GT Software users making Business Mapping Services (BMS) maps for CICS can say goodbye to the green screens. GT
recently announced the release of its Ivory BMS Studio IDE, which allows users to build BMS maps in a Windows GUI environment.
"There has been interest in being able to leverage graphical interfaces," said Rob Morris, chief strategy officer at GT. "What we've achieved here is a tool that requires very little training and delivers very sophisticated results."
Ivory provides a graphical interface for the design, creation and maintenance of artifacts located in the BMS/TS MAPSET repository, expanding beyond dated 3270 interfaces.

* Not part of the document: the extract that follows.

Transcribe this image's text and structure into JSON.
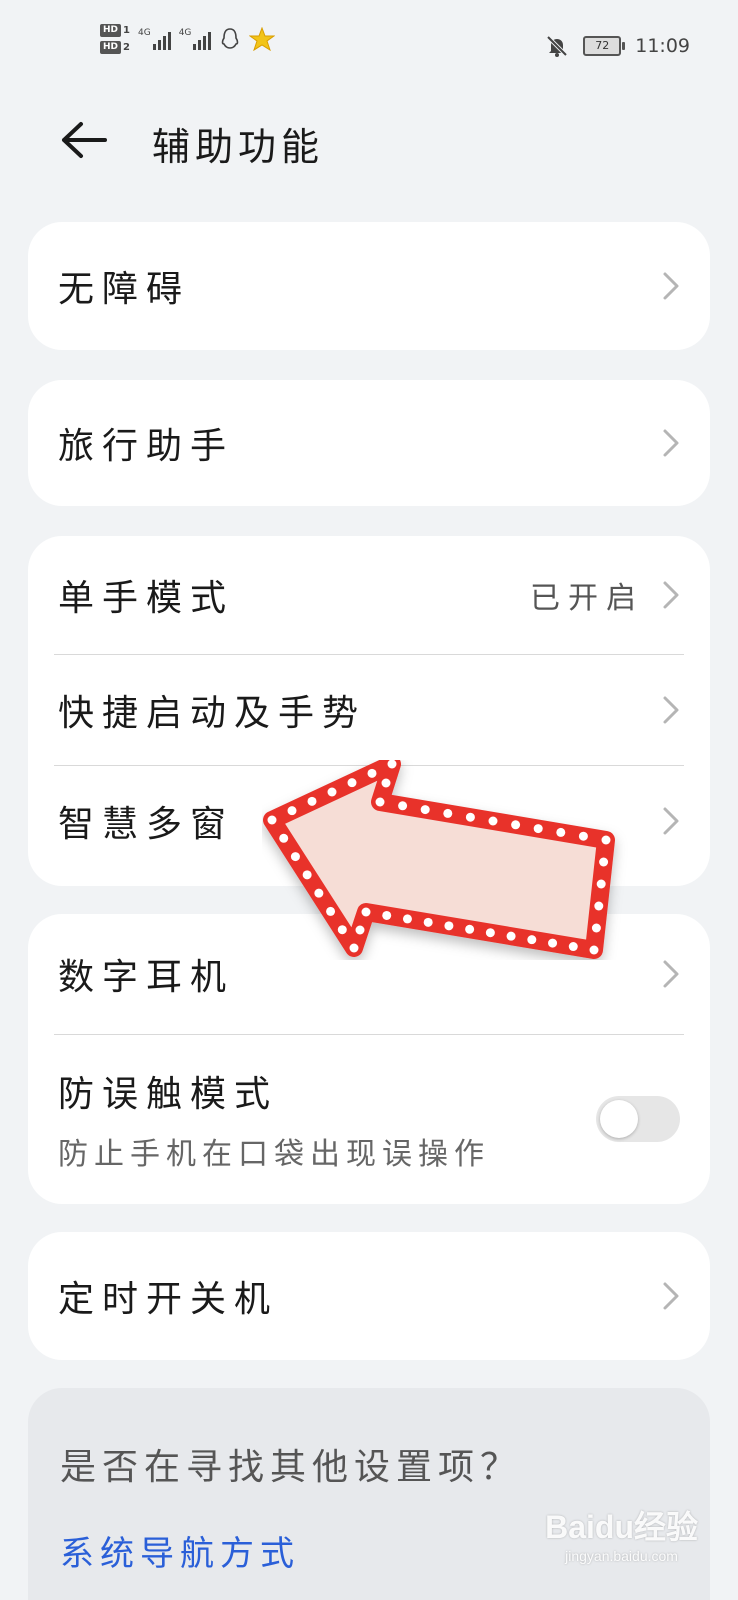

The idea was to create a drag-and-drop approach to CICS BMS mapping that allows the user to pay no mind to what is going on inside the mainframe, said Morris. He continued to say that Ivory is a Windows-like development environment capable of bringing ease of use similar to that which Microsoft FrontPage's WYSIWYG interface provided early Web site developers.
The BMS studio can be used as a stand-alone or as part of Ivory Service Architect, a SOA mainframe toolset for assembling Web services from mainframe assets and applications from externally defined Web services.
Earlier this year, the company released Ivory Service Architect version 4.1, which now supports all three IBM System z mainframe specialty engines: IFL, zIIP and zAAP.